Allen’s research has appeared in Biophysical Journal, CBE-Life Sciences Education, and Nature and is currently supported through a grant from the National Science Foundation. Students have contributed as co-authors and have crafted their own pieces of digital scholarship (example 1 and example 2).

Fall 2024

Finding Well-being and Ways Forward Through Adversity — BIOL 003
Physiology — BIOL 312


Maureen Peters Presents with Students

April 14, 2014

Several fourth-year biology students attended the Ohio Physiology Society Annual Meeting at the Northeast Ohio Medical University this Fall with Associate Professor of Biology Maureen Peters. These included members of her lab, Nelson (Trip) Freeburg, Phoebe Hammer, Sam McCright and a member of Associate Professor of Biology Taylor Allen's lab, Helen Rich. The students presented posters describing their respective research projects, while Peters presented a talk entitled "As the Worm Turns: Understanding How an Intestinal Calcium Wave Elicits a Motor Program." Several students received recognition for their work. Phoebe Hammer '14 was awarded a Poster Presentation Prize. Nelson (Trip) Freeburg and Sam McCright both won the Peter K. Lauf Travel award to fund expenses associated with attending the Experimental Biology annual meeting in San Diego, CA in the spring.


Community Partnership Focuses on Accessibility in Science

August 7, 2017

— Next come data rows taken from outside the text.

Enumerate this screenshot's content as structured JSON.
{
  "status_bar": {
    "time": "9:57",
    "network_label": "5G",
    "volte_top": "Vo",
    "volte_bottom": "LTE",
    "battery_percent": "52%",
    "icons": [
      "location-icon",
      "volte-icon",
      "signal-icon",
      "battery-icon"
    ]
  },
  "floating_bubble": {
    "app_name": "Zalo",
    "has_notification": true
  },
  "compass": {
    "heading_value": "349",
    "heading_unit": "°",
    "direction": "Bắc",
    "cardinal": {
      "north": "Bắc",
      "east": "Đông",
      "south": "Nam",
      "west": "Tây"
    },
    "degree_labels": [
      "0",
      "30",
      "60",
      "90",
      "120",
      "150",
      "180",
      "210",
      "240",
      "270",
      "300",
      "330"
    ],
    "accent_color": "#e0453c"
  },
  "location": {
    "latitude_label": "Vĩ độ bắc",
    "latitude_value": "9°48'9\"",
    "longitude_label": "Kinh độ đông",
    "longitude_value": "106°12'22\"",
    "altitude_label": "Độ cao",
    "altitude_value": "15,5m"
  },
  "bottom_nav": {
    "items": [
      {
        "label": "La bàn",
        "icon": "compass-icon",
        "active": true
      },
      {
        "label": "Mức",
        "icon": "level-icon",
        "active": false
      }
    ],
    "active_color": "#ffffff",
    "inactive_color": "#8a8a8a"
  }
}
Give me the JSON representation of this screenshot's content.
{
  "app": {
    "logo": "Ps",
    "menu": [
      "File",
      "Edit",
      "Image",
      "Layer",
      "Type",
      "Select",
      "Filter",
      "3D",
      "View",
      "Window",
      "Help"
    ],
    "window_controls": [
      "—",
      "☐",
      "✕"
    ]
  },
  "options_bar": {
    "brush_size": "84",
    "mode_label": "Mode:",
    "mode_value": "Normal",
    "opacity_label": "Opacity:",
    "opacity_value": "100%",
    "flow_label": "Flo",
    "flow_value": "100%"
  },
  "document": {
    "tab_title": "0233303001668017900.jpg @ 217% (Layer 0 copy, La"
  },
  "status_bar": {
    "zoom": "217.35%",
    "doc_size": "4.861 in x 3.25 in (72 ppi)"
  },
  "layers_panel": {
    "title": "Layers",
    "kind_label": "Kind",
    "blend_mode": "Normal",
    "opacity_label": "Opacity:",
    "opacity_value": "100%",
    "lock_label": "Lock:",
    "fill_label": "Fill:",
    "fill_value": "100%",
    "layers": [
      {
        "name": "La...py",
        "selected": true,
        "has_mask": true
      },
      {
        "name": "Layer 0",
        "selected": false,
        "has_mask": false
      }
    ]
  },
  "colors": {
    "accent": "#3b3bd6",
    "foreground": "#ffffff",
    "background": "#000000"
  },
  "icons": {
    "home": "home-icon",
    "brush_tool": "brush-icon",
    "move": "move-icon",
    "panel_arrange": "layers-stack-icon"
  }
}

Oberlin Associate Professor of Biology Taylor Allen and Peter Ogbuji, executive director of the Harrison Cultural Community Center, cosponsored a camp to make science more creative and accessible to children in Lorain County.